Bill Spawr rarely works his horses by the dawn’s very early light.
The 72-year-old trainer prefers to send his horses out well before
sunrise, when the racing surface is in pristine condition and not
cluttered with a plethora of hoof prints and competing workers.
Such will be the case again Friday morning, when Spawr is scheduled
to work Breeders’ Cup Sprint champion Amazombie six furlongs at 5 a.m.
in preparation for his overdue 2012 debut in the Grade II San Carlos
Stakes at seven furlongs on Feb. 25.
Which raises the question: how do horse and rider negotiate their way safely around the track in the dark?
“Other senses come in to play for both horse and human,”says Chris
Aplin, who galloped horses for Spawr from 1980 until 2009, and remains
an integral part of his successful operation. The best horse she
galloped was Spawr’s stakes-winning sprinter, Bordonaro.
“When you’re out there in the dark and you do it every morning, your
other senses kick in to adjust to the darkness; your hearing, your
balance.
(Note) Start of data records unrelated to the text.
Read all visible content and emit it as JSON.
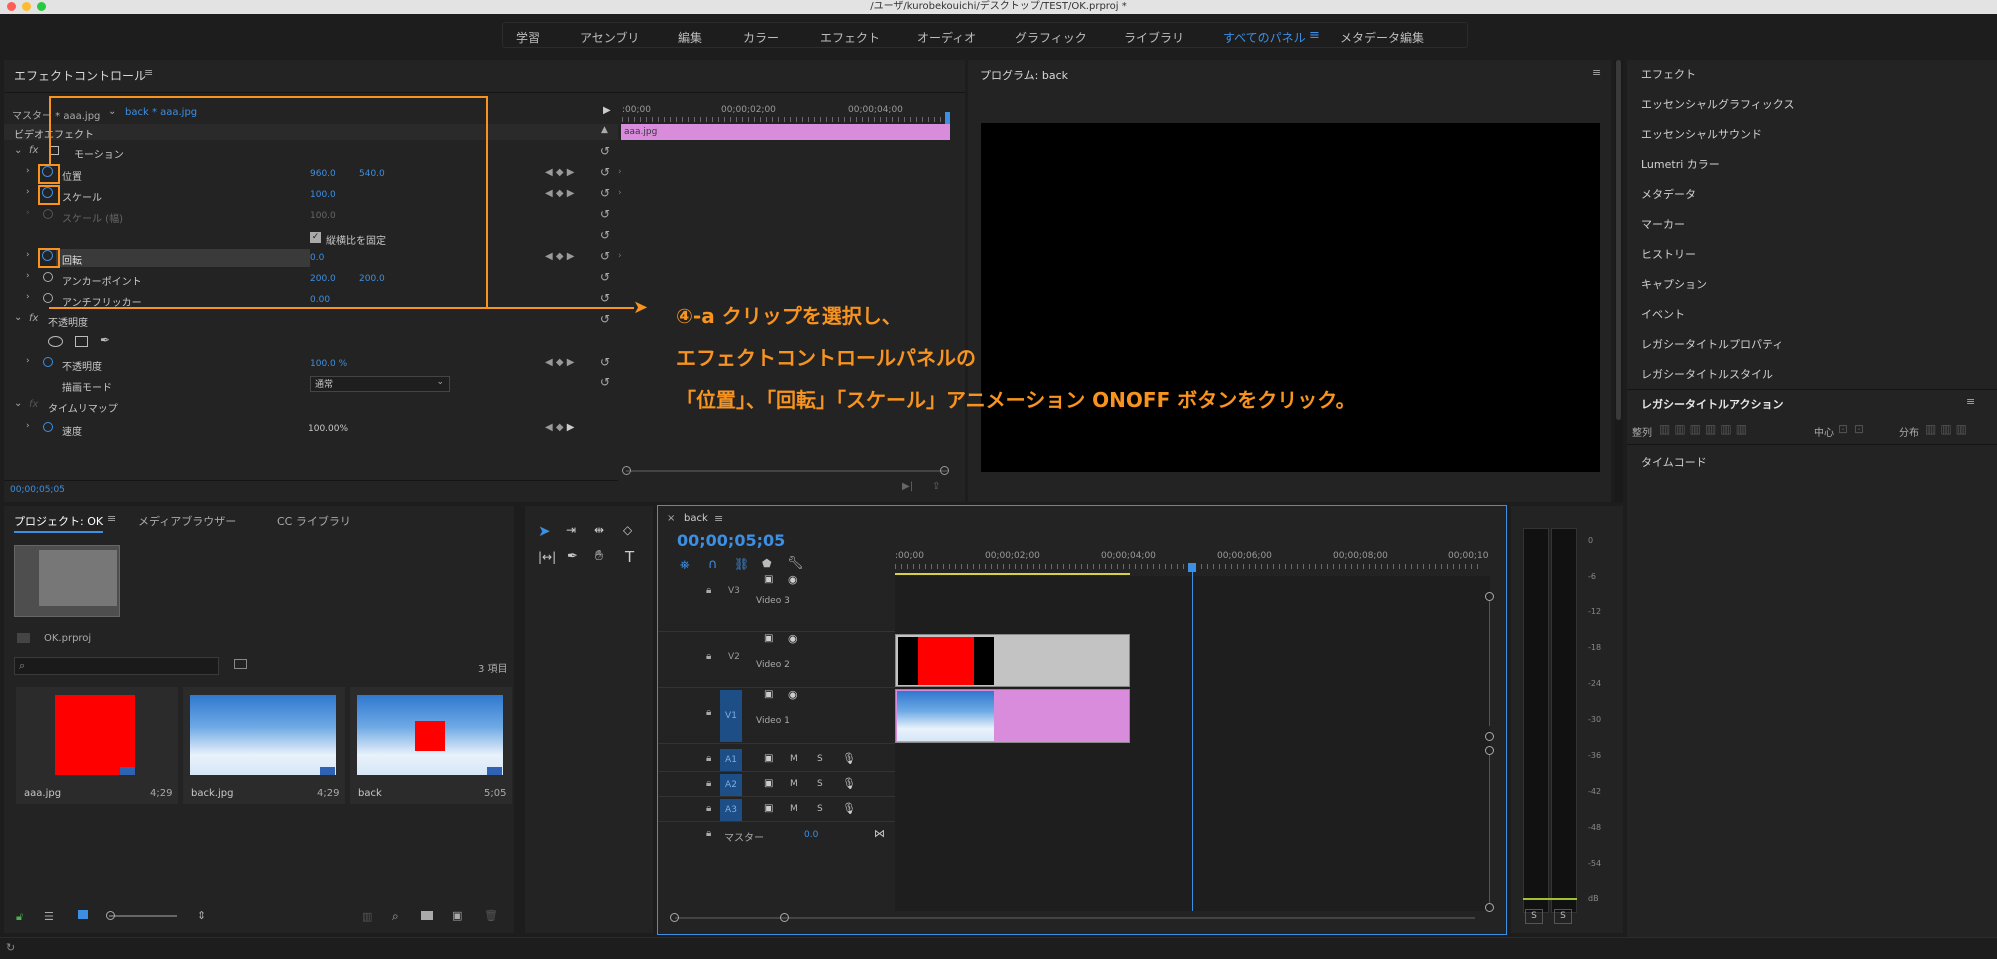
{
  "window": {
    "title": "/ユーザ/kurobekouichi/デスクトップ/TEST/OK.prproj *"
  },
  "workspaces": [
    "学習",
    "アセンブリ",
    "編集",
    "カラー",
    "エフェクト",
    "オーディオ",
    "グラフィック",
    "ライブラリ",
    "すべてのパネル",
    "メタデータ編集"
  ],
  "effect_controls": {
    "title": "エフェクトコントロール",
    "master_tab": "マスター * aaa.jpg",
    "clip_tab": "back * aaa.jpg",
    "section": "ビデオエフェクト",
    "times": [
      ":00;00",
      "00;00;02;00",
      "00;00;04;00"
    ],
    "clip_bar_label": "aaa.jpg",
    "motion_label": "モーション",
    "position": {
      "label": "位置",
      "x": "960.0",
      "y": "540.0"
    },
    "scale": {
      "label": "スケール",
      "value": "100.0"
    },
    "scale_width": {
      "label": "スケール (幅)",
      "value": "100.0"
    },
    "uniform_scale": "縦横比を固定",
    "rotation": {
      "label": "回転",
      "value": "0.0"
    },
    "anchor": {
      "label": "アンカーポイント",
      "x": "200.0",
      "y": "200.0"
    },
    "antiflicker": {
      "label": "アンチフリッカー",
      "value": "0.00"
    },
    "opacity_section": "不透明度",
    "opacity": {
      "label": "不透明度",
      "value": "100.0 %"
    },
    "blend_mode": {
      "label": "描画モード",
      "value": "通常"
    },
    "time_remap": "タイムリマップ",
    "speed": {
      "label": "速度",
      "value": "100.00%"
    },
    "current_time": "00;00;05;05"
  },
  "annotation": {
    "line1": "④-a クリップを選択し、",
    "line2": "エフェクトコントロールパネルの",
    "line3": "「位置」、「回転」「スケール」アニメーション ONOFF ボタンをクリック。"
  },
  "program": {
    "title": "プログラム: back"
  },
  "right_panel": {
    "items": [
      "エフェクト",
      "エッセンシャルグラフィックス",
      "エッセンシャルサウンド",
      "Lumetri カラー",
      "メタデータ",
      "マーカー",
      "ヒストリー",
      "キャプション",
      "イベント",
      "レガシータイトルプロパティ",
      "レガシータイトルスタイル"
    ],
    "legacy_actions": "レガシータイトルアクション",
    "align_label": "整列",
    "center_label": "中心",
    "distribute_label": "分布",
    "timecode": "タイムコード"
  },
  "project": {
    "tabs": [
      "プロジェクト: OK",
      "メディアブラウザー",
      "CC ライブラリ"
    ],
    "file": "OK.prproj",
    "count": "3 項目",
    "items": [
      {
        "name": "aaa.jpg",
        "duration": "4;29",
        "color": "#ff0000"
      },
      {
        "name": "back.jpg",
        "duration": "4;29"
      },
      {
        "name": "back",
        "duration": "5;05"
      }
    ]
  },
  "timeline": {
    "sequence": "back",
    "timecode": "00;00;05;05",
    "ruler": [
      ":00;00",
      "00;00;02;00",
      "00;00;04;00",
      "00;00;06;00",
      "00;00;08;00",
      "00;00;10"
    ],
    "video_tracks": [
      {
        "id": "V3",
        "name": "Video 3"
      },
      {
        "id": "V2",
        "name": "Video 2"
      },
      {
        "id": "V1",
        "name": "Video 1"
      }
    ],
    "audio_tracks": [
      "A1",
      "A2",
      "A3"
    ],
    "master": {
      "label": "マスター",
      "value": "0.0"
    },
    "m": "M",
    "s": "S"
  },
  "meter": {
    "scale": [
      "0",
      "-6",
      "-12",
      "-18",
      "-24",
      "-30",
      "-36",
      "-42",
      "-48",
      "-54",
      "dB"
    ],
    "solo": "S"
  },
  "colors": {
    "accent": "#3d8fe3",
    "annotation": "#f7931e",
    "clip_pink": "#d98bdc",
    "clip_gray": "#c3c3c3",
    "red": "#ff0000"
  }
}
Everything intensifies around you so it’s easier for you to
understand and navigate in the dark.
“You’re not using just your sight. You have other senses that are
helping you. We’re used to the same group of people out there in the
mornings at the same time, so you know which trainers are there along
with horses and riders.
“You’re familiar with each other but you’re a little more cautious
because it’s in the dark, so you’re paying more attention than you would
if it was light and there was a lot to look at.”